# Exercise goal
Select and copy out every line in the records containing "JSON".
---------- Task inputs
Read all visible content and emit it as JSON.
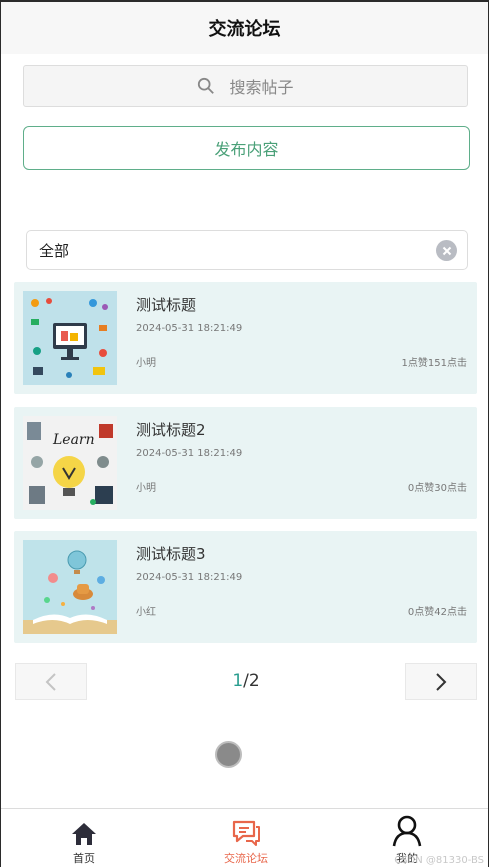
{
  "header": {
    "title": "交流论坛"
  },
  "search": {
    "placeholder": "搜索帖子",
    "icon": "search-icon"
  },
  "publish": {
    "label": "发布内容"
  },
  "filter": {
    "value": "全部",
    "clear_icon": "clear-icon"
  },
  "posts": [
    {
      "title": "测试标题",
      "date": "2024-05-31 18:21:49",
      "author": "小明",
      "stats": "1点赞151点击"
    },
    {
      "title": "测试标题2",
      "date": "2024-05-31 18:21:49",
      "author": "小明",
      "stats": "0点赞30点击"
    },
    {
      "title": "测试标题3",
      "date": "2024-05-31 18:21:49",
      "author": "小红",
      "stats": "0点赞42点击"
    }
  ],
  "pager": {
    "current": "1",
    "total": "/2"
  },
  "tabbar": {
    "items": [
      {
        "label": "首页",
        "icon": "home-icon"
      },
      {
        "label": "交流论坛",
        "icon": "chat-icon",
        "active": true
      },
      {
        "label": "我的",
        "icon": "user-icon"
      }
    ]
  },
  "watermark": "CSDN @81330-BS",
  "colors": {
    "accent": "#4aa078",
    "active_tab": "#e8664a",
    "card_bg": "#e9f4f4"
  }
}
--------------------
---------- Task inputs
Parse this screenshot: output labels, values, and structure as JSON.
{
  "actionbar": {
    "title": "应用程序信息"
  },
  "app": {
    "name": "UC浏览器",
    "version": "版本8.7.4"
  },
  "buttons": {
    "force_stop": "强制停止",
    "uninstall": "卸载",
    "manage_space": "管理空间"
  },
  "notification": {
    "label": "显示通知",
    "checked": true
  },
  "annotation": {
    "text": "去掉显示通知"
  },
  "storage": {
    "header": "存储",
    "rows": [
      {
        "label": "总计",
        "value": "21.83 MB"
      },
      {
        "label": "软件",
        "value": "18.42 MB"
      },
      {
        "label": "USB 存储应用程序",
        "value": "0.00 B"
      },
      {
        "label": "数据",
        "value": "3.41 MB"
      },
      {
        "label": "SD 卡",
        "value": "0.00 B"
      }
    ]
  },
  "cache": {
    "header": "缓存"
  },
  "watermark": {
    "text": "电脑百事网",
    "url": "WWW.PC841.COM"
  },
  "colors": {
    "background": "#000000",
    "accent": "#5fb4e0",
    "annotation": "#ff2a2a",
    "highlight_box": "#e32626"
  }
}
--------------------
# Result
Read all visible content and emit it as JSON.
Parse this screenshot: output labels, values, and structure as JSON.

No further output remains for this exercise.